I'm a cyclist and I rued for every day that I could not cycle to work. I would love to have separate cycling lanes but they do have some impact:

1) Road widths in Singapore are maximised considering that it is about 3.4m for the inner and outer lanes and 3.25m for other lanes

2) Singapore has to consider roads and roads reserves and other things such as planting strip (1.5m), pedestrian pavements (1m) and drains + their reserves (varies - average 3m).

3) Properties are already bursting at their seams with the small plot areas considering everything in point 2.

4) Changes require an intergration with the respective planning departments like URA, SLA, NParks, BCA, NEA, MOE(E for Env) etc.

The crux is: yes! It is really difficult to incorporate cycling lane in Singapore! Unless we are willing to give up something, like our planting strips, which are the first elements beside our roads usually. There goes our beautiful rain trees.

So what can be done to satisfy a group of cyclists and would be cyclists? I am not sure but maybe I can throw something up:

1) Pave all open drains and use that a pedestrian pavements. Thatll free up some space safe cycling lanes

2) Have designated cycling highways away from the bz roads. Cyclists will then break off from the highways to get off onto local cycling paths to get to their destination.

3) Encourage ministers and the chief of TP to cycle to work. (joke joke..)

It is not a thing that can be implemented quickly but something that require a lot of planning. first there must be a critical mass: the Authorities will not move if there's no critical mass. However cyclists will argue that if you have the infrastructure, you will have the critical mass. There is one thing for sure is that I can bet on my skinny and sometimes aching cycling ass that the Authorities will not do anything unless there's an imperial edict to finally recognise cycling as not a recreational pet peeves of a few selected treehuggers but an official mode of transport.

1 thing for sure is this: We, as a nation, have shown that we can do it if we want to do it. The ball is not in our court, it's in the Gov't court. Sad to say this, cycling is not a matter of national interest...

So ride safely everybody! And Godspeed!

Back2nature said...

I have shared some views on defensive cycling here http://back2nature.blogspot.com/2009/12/my-cycling-in-singapore-experiences.html

After that then I googled and found some other places on this.

LCK said...

it is sad to learn that another cyclist passed away on last Thursday along Sembawang Road.

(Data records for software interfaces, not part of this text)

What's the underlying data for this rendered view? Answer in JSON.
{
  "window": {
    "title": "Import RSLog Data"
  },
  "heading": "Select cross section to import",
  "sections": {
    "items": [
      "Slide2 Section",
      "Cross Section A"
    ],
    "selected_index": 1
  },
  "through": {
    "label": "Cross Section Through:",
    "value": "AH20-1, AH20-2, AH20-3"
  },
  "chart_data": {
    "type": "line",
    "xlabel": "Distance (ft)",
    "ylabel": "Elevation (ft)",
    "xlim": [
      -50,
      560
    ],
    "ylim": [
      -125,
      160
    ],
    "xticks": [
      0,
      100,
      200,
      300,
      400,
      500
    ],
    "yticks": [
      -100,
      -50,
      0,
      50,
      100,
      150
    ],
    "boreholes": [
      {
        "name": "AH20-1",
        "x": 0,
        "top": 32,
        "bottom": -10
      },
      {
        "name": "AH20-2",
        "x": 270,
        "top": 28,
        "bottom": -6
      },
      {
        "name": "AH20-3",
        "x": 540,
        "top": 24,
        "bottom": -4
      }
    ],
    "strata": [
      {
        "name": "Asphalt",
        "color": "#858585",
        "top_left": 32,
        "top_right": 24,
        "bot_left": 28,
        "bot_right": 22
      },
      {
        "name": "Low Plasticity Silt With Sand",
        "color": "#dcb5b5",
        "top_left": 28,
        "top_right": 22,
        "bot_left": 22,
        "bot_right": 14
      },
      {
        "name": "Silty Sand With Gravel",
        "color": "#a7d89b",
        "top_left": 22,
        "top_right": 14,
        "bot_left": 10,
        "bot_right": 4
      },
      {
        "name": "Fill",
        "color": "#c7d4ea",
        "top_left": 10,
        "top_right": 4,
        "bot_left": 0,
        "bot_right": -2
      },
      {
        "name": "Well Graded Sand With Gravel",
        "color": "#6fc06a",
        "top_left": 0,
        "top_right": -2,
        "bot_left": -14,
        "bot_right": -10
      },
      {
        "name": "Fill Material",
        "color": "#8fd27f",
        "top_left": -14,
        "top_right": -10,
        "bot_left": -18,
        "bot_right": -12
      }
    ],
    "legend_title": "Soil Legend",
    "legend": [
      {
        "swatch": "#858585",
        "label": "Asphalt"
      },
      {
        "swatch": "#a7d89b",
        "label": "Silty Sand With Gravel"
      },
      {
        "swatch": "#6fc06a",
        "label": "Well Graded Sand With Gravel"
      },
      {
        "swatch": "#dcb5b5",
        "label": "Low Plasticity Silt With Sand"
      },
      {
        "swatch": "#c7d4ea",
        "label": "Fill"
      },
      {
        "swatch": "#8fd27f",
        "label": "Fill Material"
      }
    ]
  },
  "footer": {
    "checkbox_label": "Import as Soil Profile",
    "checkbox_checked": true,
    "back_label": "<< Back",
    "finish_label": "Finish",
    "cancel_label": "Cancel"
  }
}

Tucson Injury said...

I believe everyone should be responsible when on the road. Not only drivers but also cyclists and pedestrians. If everyone are responsible enough, road accidents could definitely reduce dramatically.